• [Source material]
+ + + +

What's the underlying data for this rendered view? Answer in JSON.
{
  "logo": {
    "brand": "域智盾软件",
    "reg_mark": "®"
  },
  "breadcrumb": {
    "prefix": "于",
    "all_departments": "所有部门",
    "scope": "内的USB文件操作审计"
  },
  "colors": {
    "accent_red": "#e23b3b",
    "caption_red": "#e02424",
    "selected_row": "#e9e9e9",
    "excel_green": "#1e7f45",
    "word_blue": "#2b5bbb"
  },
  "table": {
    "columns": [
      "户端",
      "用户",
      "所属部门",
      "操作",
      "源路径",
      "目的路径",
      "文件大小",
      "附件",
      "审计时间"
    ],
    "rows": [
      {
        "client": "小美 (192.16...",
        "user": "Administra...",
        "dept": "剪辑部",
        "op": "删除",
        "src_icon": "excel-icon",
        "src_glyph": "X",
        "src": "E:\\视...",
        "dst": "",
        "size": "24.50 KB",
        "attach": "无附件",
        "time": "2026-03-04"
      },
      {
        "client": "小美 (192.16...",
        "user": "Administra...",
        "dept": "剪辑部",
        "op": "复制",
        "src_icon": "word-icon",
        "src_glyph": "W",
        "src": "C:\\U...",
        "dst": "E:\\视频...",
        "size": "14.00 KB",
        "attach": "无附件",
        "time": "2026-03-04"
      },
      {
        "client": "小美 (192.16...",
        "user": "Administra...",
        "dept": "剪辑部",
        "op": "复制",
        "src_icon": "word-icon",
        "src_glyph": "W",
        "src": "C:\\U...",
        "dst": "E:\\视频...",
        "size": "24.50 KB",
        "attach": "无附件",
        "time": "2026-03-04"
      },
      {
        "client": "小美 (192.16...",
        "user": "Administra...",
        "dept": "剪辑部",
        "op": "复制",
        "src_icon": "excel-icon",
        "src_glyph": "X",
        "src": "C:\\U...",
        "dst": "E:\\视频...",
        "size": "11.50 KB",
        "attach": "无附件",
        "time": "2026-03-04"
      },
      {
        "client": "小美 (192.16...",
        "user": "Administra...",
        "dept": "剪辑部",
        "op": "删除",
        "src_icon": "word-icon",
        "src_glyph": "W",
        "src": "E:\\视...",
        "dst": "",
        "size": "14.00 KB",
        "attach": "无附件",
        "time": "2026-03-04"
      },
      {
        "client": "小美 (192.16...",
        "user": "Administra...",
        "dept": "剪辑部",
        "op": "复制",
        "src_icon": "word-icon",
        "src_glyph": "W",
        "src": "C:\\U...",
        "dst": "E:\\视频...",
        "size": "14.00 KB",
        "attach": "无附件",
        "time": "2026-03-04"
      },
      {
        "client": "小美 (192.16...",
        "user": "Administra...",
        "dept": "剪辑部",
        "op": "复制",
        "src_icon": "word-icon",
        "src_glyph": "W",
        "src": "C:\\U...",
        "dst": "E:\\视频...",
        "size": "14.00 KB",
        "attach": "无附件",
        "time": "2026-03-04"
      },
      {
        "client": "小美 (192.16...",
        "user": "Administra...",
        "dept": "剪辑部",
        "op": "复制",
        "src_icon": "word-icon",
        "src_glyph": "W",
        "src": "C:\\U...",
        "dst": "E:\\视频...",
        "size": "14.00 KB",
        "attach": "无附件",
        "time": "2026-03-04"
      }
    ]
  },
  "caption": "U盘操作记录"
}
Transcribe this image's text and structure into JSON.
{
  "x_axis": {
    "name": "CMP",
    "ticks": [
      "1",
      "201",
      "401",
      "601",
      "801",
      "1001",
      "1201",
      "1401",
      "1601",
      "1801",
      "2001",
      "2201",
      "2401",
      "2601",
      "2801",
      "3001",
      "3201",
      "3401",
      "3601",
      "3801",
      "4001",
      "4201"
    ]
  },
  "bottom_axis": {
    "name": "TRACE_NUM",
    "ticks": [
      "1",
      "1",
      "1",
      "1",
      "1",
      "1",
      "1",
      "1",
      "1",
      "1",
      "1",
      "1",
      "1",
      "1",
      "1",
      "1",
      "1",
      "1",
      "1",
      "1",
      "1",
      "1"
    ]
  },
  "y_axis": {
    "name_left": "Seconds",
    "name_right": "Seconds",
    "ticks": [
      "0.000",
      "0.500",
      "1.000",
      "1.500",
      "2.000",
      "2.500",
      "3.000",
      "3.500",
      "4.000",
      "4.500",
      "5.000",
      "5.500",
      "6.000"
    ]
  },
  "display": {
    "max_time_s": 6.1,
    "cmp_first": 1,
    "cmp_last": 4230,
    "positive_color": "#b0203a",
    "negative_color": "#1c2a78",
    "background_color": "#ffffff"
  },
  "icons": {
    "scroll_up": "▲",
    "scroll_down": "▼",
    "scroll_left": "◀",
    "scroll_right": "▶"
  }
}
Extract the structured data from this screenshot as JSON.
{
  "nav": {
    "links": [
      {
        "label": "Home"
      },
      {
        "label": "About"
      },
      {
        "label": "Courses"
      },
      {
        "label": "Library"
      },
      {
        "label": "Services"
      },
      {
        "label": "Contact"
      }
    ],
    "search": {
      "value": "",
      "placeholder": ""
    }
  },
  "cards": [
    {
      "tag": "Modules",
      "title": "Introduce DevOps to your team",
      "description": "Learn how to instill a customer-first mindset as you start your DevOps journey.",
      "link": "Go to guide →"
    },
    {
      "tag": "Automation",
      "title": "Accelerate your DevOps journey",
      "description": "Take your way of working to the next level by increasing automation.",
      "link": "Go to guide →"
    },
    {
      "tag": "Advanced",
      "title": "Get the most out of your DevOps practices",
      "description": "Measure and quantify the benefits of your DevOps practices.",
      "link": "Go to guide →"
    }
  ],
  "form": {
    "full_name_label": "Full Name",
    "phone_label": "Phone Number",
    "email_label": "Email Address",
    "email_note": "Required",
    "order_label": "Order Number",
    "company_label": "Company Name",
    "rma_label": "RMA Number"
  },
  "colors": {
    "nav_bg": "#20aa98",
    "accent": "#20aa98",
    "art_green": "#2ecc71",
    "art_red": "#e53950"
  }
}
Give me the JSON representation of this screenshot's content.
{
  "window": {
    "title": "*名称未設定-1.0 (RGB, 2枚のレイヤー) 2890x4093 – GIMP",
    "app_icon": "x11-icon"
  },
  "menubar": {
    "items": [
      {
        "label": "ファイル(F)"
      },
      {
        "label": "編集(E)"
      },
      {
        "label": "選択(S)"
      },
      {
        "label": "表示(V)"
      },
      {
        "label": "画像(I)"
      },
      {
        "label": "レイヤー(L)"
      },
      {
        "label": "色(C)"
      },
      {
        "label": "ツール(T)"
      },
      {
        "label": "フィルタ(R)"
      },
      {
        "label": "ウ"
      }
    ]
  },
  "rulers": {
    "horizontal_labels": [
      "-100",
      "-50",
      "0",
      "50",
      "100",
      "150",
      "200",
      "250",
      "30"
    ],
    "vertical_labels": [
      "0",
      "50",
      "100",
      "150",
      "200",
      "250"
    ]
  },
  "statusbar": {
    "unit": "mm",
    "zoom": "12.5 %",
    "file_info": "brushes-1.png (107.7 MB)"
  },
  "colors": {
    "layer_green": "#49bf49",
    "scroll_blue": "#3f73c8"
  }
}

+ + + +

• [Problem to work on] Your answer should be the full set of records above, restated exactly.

• [Answer section]
What's the underlying data for this rendered view? Answer in JSON.
{
  "logo": {
    "brand": "域智盾软件",
    "reg_mark": "®"
  },
  "breadcrumb": {
    "prefix": "于",
    "all_departments": "所有部门",
    "scope": "内的USB文件操作审计"
  },
  "colors": {
    "accent_red": "#e23b3b",
    "caption_red": "#e02424",
    "selected_row": "#e9e9e9",
    "excel_green": "#1e7f45",
    "word_blue": "#2b5bbb"
  },
  "table": {
    "columns": [
      "户端",
      "用户",
      "所属部门",
      "操作",
      "源路径",
      "目的路径",
      "文件大小",
      "附件",
      "审计时间"
    ],
    "rows": [
      {
        "client": "小美 (192.16...",
        "user": "Administra...",
        "dept": "剪辑部",
        "op": "删除",
        "src_icon": "excel-icon",
        "src_glyph": "X",
        "src": "E:\\视...",
        "dst": "",
        "size": "24.50 KB",
        "attach": "无附件",
        "time": "2026-03-04"
      },
      {
        "client": "小美 (192.16...",
        "user": "Administra...",
        "dept": "剪辑部",
        "op": "复制",
        "src_icon": "word-icon",
        "src_glyph": "W",
        "src": "C:\\U...",
        "dst": "E:\\视频...",
        "size": "14.00 KB",
        "attach": "无附件",
        "time": "2026-03-04"
      },
      {
        "client": "小美 (192.16...",
        "user": "Administra...",
        "dept": "剪辑部",
        "op": "复制",
        "src_icon": "word-icon",
        "src_glyph": "W",
        "src": "C:\\U...",
        "dst": "E:\\视频...",
        "size": "24.50 KB",
        "attach": "无附件",
        "time": "2026-03-04"
      },
      {
        "client": "小美 (192.16...",
        "user": "Administra...",
        "dept": "剪辑部",
        "op": "复制",
        "src_icon": "excel-icon",
        "src_glyph": "X",
        "src": "C:\\U...",
        "dst": "E:\\视频...",
        "size": "11.50 KB",
        "attach": "无附件",
        "time": "2026-03-04"
      },
      {
        "client": "小美 (192.16...",
        "user": "Administra...",
        "dept": "剪辑部",
        "op": "删除",
        "src_icon": "word-icon",
        "src_glyph": "W",
        "src": "E:\\视...",
        "dst": "",
        "size": "14.00 KB",
        "attach": "无附件",
        "time": "2026-03-04"
      },
      {
        "client": "小美 (192.16...",
        "user": "Administra...",
        "dept": "剪辑部",
        "op": "复制",
        "src_icon": "word-icon",
        "src_glyph": "W",
        "src": "C:\\U...",
        "dst": "E:\\视频...",
        "size": "14.00 KB",
        "attach": "无附件",
        "time": "2026-03-04"
      },
      {
        "client": "小美 (192.16...",
        "user": "Administra...",
        "dept": "剪辑部",
        "op": "复制",
        "src_icon": "word-icon",
        "src_glyph": "W",
        "src": "C:\\U...",
        "dst": "E:\\视频...",
        "size": "14.00 KB",
        "attach": "无附件",
        "time": "2026-03-04"
      },
      {
        "client": "小美 (192.16...",
        "user": "Administra...",
        "dept": "剪辑部",
        "op": "复制",
        "src_icon": "word-icon",
        "src_glyph": "W",
        "src": "C:\\U...",
        "dst": "E:\\视频...",
        "size": "14.00 KB",
        "attach": "无附件",
        "time": "2026-03-04"
      }
    ]
  },
  "caption": "U盘操作记录"
}
Transcribe this image's text and structure into JSON.
{
  "x_axis": {
    "name": "CMP",
    "ticks": [
      "1",
      "201",
      "401",
      "601",
      "801",
      "1001",
      "1201",
      "1401",
      "1601",
      "1801",
      "2001",
      "2201",
      "2401",
      "2601",
      "2801",
      "3001",
      "3201",
      "3401",
      "3601",
      "3801",
      "4001",
      "4201"
    ]
  },
  "bottom_axis": {
    "name": "TRACE_NUM",
    "ticks": [
      "1",
      "1",
      "1",
      "1",
      "1",
      "1",
      "1",
      "1",
      "1",
      "1",
      "1",
      "1",
      "1",
      "1",
      "1",
      "1",
      "1",
      "1",
      "1",
      "1",
      "1",
      "1"
    ]
  },
  "y_axis": {
    "name_left": "Seconds",
    "name_right": "Seconds",
    "ticks": [
      "0.000",
      "0.500",
      "1.000",
      "1.500",
      "2.000",
      "2.500",
      "3.000",
      "3.500",
      "4.000",
      "4.500",
      "5.000",
      "5.500",
      "6.000"
    ]
  },
  "display": {
    "max_time_s": 6.1,
    "cmp_first": 1,
    "cmp_last": 4230,
    "positive_color": "#b0203a",
    "negative_color": "#1c2a78",
    "background_color": "#ffffff"
  },
  "icons": {
    "scroll_up": "▲",
    "scroll_down": "▼",
    "scroll_left": "◀",
    "scroll_right": "▶"
  }
}
Extract the structured data from this screenshot as JSON.
{
  "nav": {
    "links": [
      {
        "label": "Home"
      },
      {
        "label": "About"
      },
      {
        "label": "Courses"
      },
      {
        "label": "Library"
      },
      {
        "label": "Services"
      },
      {
        "label": "Contact"
      }
    ],
    "search": {
      "value": "",
      "placeholder": ""
    }
  },
  "cards": [
    {
      "tag": "Modules",
      "title": "Introduce DevOps to your team",
      "description": "Learn how to instill a customer-first mindset as you start your DevOps journey.",
      "link": "Go to guide →"
    },
    {
      "tag": "Automation",
      "title": "Accelerate your DevOps journey",
      "description": "Take your way of working to the next level by increasing automation.",
      "link": "Go to guide →"
    },
    {
      "tag": "Advanced",
      "title": "Get the most out of your DevOps practices",
      "description": "Measure and quantify the benefits of your DevOps practices.",
      "link": "Go to guide →"
    }
  ],
  "form": {
    "full_name_label": "Full Name",
    "phone_label": "Phone Number",
    "email_label": "Email Address",
    "email_note": "Required",
    "order_label": "Order Number",
    "company_label": "Company Name",
    "rma_label": "RMA Number"
  },
  "colors": {
    "nav_bg": "#20aa98",
    "accent": "#20aa98",
    "art_green": "#2ecc71",
    "art_red": "#e53950"
  }
}
Give me the JSON representation of this screenshot's content.
{
  "window": {
    "title": "*名称未設定-1.0 (RGB, 2枚のレイヤー) 2890x4093 – GIMP",
    "app_icon": "x11-icon"
  },
  "menubar": {
    "items": [
      {
        "label": "ファイル(F)"
      },
      {
        "label": "編集(E)"
      },
      {
        "label": "選択(S)"
      },
      {
        "label": "表示(V)"
      },
      {
        "label": "画像(I)"
      },
      {
        "label": "レイヤー(L)"
      },
      {
        "label": "色(C)"
      },
      {
        "label": "ツール(T)"
      },
      {
        "label": "フィルタ(R)"
      },
      {
        "label": "ウ"
      }
    ]
  },
  "rulers": {
    "horizontal_labels": [
      "-100",
      "-50",
      "0",
      "50",
      "100",
      "150",
      "200",
      "250",
      "30"
    ],
    "vertical_labels": [
      "0",
      "50",
      "100",
      "150",
      "200",
      "250"
    ]
  },
  "statusbar": {
    "unit": "mm",
    "zoom": "12.5 %",
    "file_info": "brushes-1.png (107.7 MB)"
  },
  "colors": {
    "layer_green": "#49bf49",
    "scroll_blue": "#3f73c8"
  }
}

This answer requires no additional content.